TO DO
Repeat each record word for word.

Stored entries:
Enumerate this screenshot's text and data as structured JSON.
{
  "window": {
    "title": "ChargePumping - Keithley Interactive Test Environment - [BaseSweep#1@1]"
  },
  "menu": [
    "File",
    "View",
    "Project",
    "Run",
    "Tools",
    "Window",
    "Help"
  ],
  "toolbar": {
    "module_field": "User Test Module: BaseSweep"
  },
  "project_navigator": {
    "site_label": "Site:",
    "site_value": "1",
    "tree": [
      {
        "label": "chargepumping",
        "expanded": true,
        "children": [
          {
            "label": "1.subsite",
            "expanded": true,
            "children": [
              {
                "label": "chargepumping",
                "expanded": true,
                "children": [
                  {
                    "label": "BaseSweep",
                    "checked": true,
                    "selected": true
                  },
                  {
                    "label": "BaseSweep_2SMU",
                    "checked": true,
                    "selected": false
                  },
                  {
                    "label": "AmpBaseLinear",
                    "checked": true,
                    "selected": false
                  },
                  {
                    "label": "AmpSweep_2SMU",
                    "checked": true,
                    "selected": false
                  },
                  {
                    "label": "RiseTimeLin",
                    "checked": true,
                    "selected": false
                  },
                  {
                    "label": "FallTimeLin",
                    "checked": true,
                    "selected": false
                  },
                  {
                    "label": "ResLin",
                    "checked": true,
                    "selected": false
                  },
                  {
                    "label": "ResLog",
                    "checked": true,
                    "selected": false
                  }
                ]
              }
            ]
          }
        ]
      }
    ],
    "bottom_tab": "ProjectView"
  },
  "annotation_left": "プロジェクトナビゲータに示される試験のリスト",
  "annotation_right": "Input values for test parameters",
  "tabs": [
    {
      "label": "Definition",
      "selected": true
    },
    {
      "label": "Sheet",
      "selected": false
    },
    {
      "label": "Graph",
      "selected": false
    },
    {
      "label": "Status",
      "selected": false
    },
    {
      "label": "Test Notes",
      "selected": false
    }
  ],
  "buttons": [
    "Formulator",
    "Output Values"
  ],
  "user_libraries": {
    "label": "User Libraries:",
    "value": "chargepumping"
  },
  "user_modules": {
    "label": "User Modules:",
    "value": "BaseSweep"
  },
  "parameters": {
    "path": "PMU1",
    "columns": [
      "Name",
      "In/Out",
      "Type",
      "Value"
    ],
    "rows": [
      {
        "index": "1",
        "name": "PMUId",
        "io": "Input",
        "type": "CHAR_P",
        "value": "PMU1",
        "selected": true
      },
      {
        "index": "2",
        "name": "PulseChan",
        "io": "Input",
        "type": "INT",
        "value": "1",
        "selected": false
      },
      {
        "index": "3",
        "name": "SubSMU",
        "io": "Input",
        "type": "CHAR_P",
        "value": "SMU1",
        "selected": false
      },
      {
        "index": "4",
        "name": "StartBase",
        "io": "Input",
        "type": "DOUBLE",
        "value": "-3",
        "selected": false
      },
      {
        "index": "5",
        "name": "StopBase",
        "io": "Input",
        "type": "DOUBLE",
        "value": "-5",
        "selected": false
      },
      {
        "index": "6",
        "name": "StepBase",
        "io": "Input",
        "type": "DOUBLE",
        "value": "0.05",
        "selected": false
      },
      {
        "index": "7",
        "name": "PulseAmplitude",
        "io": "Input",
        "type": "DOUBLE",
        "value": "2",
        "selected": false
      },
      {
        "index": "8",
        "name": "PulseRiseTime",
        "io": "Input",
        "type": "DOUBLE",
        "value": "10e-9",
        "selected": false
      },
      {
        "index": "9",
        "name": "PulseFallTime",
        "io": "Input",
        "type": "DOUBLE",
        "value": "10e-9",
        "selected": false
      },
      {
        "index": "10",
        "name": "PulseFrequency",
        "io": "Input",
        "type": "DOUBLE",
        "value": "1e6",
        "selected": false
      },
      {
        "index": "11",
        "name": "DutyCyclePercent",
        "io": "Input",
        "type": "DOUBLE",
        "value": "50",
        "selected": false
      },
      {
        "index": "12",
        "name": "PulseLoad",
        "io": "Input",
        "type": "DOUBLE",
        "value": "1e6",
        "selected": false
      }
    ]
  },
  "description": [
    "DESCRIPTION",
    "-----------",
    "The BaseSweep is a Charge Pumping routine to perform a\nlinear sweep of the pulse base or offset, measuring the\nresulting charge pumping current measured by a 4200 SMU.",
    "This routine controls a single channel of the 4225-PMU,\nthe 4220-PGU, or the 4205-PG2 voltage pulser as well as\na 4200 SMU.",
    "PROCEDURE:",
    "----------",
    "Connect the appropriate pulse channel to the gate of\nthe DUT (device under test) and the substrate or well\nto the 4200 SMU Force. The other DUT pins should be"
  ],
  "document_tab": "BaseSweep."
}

RESULT
Enumerate this screenshot's text and data as structured JSON.
{
  "window": {
    "title": "ChargePumping - Keithley Interactive Test Environment - [BaseSweep#1@1]"
  },
  "menu": [
    "File",
    "View",
    "Project",
    "Run",
    "Tools",
    "Window",
    "Help"
  ],
  "toolbar": {
    "module_field": "User Test Module: BaseSweep"
  },
  "project_navigator": {
    "site_label": "Site:",
    "site_value": "1",
    "tree": [
      {
        "label": "chargepumping",
        "expanded": true,
        "children": [
          {
            "label": "1.subsite",
            "expanded": true,
            "children": [
              {
                "label": "chargepumping",
                "expanded": true,
                "children": [
                  {
                    "label": "BaseSweep",
                    "checked": true,
                    "selected": true
                  },
                  {
                    "label": "BaseSweep_2SMU",
                    "checked": true,
                    "selected": false
                  },
                  {
                    "label": "AmpBaseLinear",
                    "checked": true,
                    "selected": false
                  },
                  {
                    "label": "AmpSweep_2SMU",
                    "checked": true,
                    "selected": false
                  },
                  {
                    "label": "RiseTimeLin",
                    "checked": true,
                    "selected": false
                  },
                  {
                    "label": "FallTimeLin",
                    "checked": true,
                    "selected": false
                  },
                  {
                    "label": "ResLin",
                    "checked": true,
                    "selected": false
                  },
                  {
                    "label": "ResLog",
                    "checked": true,
                    "selected": false
                  }
                ]
              }
            ]
          }
        ]
      }
    ],
    "bottom_tab": "ProjectView"
  },
  "annotation_left": "プロジェクトナビゲータに示される試験のリスト",
  "annotation_right": "Input values for test parameters",
  "tabs": [
    {
      "label": "Definition",
      "selected": true
    },
    {
      "label": "Sheet",
      "selected": false
    },
    {
      "label": "Graph",
      "selected": false
    },
    {
      "label": "Status",
      "selected": false
    },
    {
      "label": "Test Notes",
      "selected": false
    }
  ],
  "buttons": [
    "Formulator",
    "Output Values"
  ],
  "user_libraries": {
    "label": "User Libraries:",
    "value": "chargepumping"
  },
  "user_modules": {
    "label": "User Modules:",
    "value": "BaseSweep"
  },
  "parameters": {
    "path": "PMU1",
    "columns": [
      "Name",
      "In/Out",
      "Type",
      "Value"
    ],
    "rows": [
      {
        "index": "1",
        "name": "PMUId",
        "io": "Input",
        "type": "CHAR_P",
        "value": "PMU1",
        "selected": true
      },
      {
        "index": "2",
        "name": "PulseChan",
        "io": "Input",
        "type": "INT",
        "value": "1",
        "selected": false
      },
      {
        "index": "3",
        "name": "SubSMU",
        "io": "Input",
        "type": "CHAR_P",
        "value": "SMU1",
        "selected": false
      },
      {
        "index": "4",
        "name": "StartBase",
        "io": "Input",
        "type": "DOUBLE",
        "value": "-3",
        "selected": false
      },
      {
        "index": "5",
        "name": "StopBase",
        "io": "Input",
        "type": "DOUBLE",
        "value": "-5",
        "selected": false
      },
      {
        "index": "6",
        "name": "StepBase",
        "io": "Input",
        "type": "DOUBLE",
        "value": "0.05",
        "selected": false
      },
      {
        "index": "7",
        "name": "PulseAmplitude",
        "io": "Input",
        "type": "DOUBLE",
        "value": "2",
        "selected": false
      },
      {
        "index": "8",
        "name": "PulseRiseTime",
        "io": "Input",
        "type": "DOUBLE",
        "value": "10e-9",
        "selected": false
      },
      {
        "index": "9",
        "name": "PulseFallTime",
        "io": "Input",
        "type": "DOUBLE",
        "value": "10e-9",
        "selected": false
      },
      {
        "index": "10",
        "name": "PulseFrequency",
        "io": "Input",
        "type": "DOUBLE",
        "value": "1e6",
        "selected": false
      },
      {
        "index": "11",
        "name": "DutyCyclePercent",
        "io": "Input",
        "type": "DOUBLE",
        "value": "50",
        "selected": false
      },
      {
        "index": "12",
        "name": "PulseLoad",
        "io": "Input",
        "type": "DOUBLE",
        "value": "1e6",
        "selected": false
      }
    ]
  },
  "description": [
    "DESCRIPTION",
    "-----------",
    "The BaseSweep is a Charge Pumping routine to perform a\nlinear sweep of the pulse base or offset, measuring the\nresulting charge pumping current measured by a 4200 SMU.",
    "This routine controls a single channel of the 4225-PMU,\nthe 4220-PGU, or the 4205-PG2 voltage pulser as well as\na 4200 SMU.",
    "PROCEDURE:",
    "----------",
    "Connect the appropriate pulse channel to the gate of\nthe DUT (device under test) and the substrate or well\nto the 4200 SMU Force. The other DUT pins should be"
  ],
  "document_tab": "BaseSweep."
}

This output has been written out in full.